**DATA PROVIDED**

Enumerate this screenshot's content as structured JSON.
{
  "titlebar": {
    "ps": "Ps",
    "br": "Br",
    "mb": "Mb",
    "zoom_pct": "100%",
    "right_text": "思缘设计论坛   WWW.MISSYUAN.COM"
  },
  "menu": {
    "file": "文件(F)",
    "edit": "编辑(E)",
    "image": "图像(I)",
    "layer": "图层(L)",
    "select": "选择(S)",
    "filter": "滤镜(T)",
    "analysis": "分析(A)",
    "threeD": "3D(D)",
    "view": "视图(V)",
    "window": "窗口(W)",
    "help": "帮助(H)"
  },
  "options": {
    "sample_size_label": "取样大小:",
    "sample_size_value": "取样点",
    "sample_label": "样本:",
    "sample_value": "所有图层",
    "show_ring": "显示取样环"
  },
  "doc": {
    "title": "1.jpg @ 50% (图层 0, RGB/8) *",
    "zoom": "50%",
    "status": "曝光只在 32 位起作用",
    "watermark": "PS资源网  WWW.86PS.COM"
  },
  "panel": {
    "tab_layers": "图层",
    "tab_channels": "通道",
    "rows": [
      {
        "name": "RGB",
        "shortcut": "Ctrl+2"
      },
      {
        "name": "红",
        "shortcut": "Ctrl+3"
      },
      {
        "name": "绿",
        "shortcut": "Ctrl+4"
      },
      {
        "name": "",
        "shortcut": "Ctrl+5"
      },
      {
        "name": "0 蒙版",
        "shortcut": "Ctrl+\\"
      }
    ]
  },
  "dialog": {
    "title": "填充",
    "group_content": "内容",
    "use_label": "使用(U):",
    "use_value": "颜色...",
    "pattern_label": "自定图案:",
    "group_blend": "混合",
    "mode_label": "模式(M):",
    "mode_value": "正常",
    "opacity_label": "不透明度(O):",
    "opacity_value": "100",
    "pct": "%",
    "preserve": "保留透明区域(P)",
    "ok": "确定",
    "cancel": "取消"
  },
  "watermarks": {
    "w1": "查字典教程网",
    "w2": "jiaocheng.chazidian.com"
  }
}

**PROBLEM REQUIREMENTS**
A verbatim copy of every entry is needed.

**THE ANSWER**
Enumerate this screenshot's content as structured JSON.
{
  "titlebar": {
    "ps": "Ps",
    "br": "Br",
    "mb": "Mb",
    "zoom_pct": "100%",
    "right_text": "思缘设计论坛   WWW.MISSYUAN.COM"
  },
  "menu": {
    "file": "文件(F)",
    "edit": "编辑(E)",
    "image": "图像(I)",
    "layer": "图层(L)",
    "select": "选择(S)",
    "filter": "滤镜(T)",
    "analysis": "分析(A)",
    "threeD": "3D(D)",
    "view": "视图(V)",
    "window": "窗口(W)",
    "help": "帮助(H)"
  },
  "options": {
    "sample_size_label": "取样大小:",
    "sample_size_value": "取样点",
    "sample_label": "样本:",
    "sample_value": "所有图层",
    "show_ring": "显示取样环"
  },
  "doc": {
    "title": "1.jpg @ 50% (图层 0, RGB/8) *",
    "zoom": "50%",
    "status": "曝光只在 32 位起作用",
    "watermark": "PS资源网  WWW.86PS.COM"
  },
  "panel": {
    "tab_layers": "图层",
    "tab_channels": "通道",
    "rows": [
      {
        "name": "RGB",
        "shortcut": "Ctrl+2"
      },
      {
        "name": "红",
        "shortcut": "Ctrl+3"
      },
      {
        "name": "绿",
        "shortcut": "Ctrl+4"
      },
      {
        "name": "",
        "shortcut": "Ctrl+5"
      },
      {
        "name": "0 蒙版",
        "shortcut": "Ctrl+\\"
      }
    ]
  },
  "dialog": {
    "title": "填充",
    "group_content": "内容",
    "use_label": "使用(U):",
    "use_value": "颜色...",
    "pattern_label": "自定图案:",
    "group_blend": "混合",
    "mode_label": "模式(M):",
    "mode_value": "正常",
    "opacity_label": "不透明度(O):",
    "opacity_value": "100",
    "pct": "%",
    "preserve": "保留透明区域(P)",
    "ok": "确定",
    "cancel": "取消"
  },
  "watermarks": {
    "w1": "查字典教程网",
    "w2": "jiaocheng.chazidian.com"
  }
}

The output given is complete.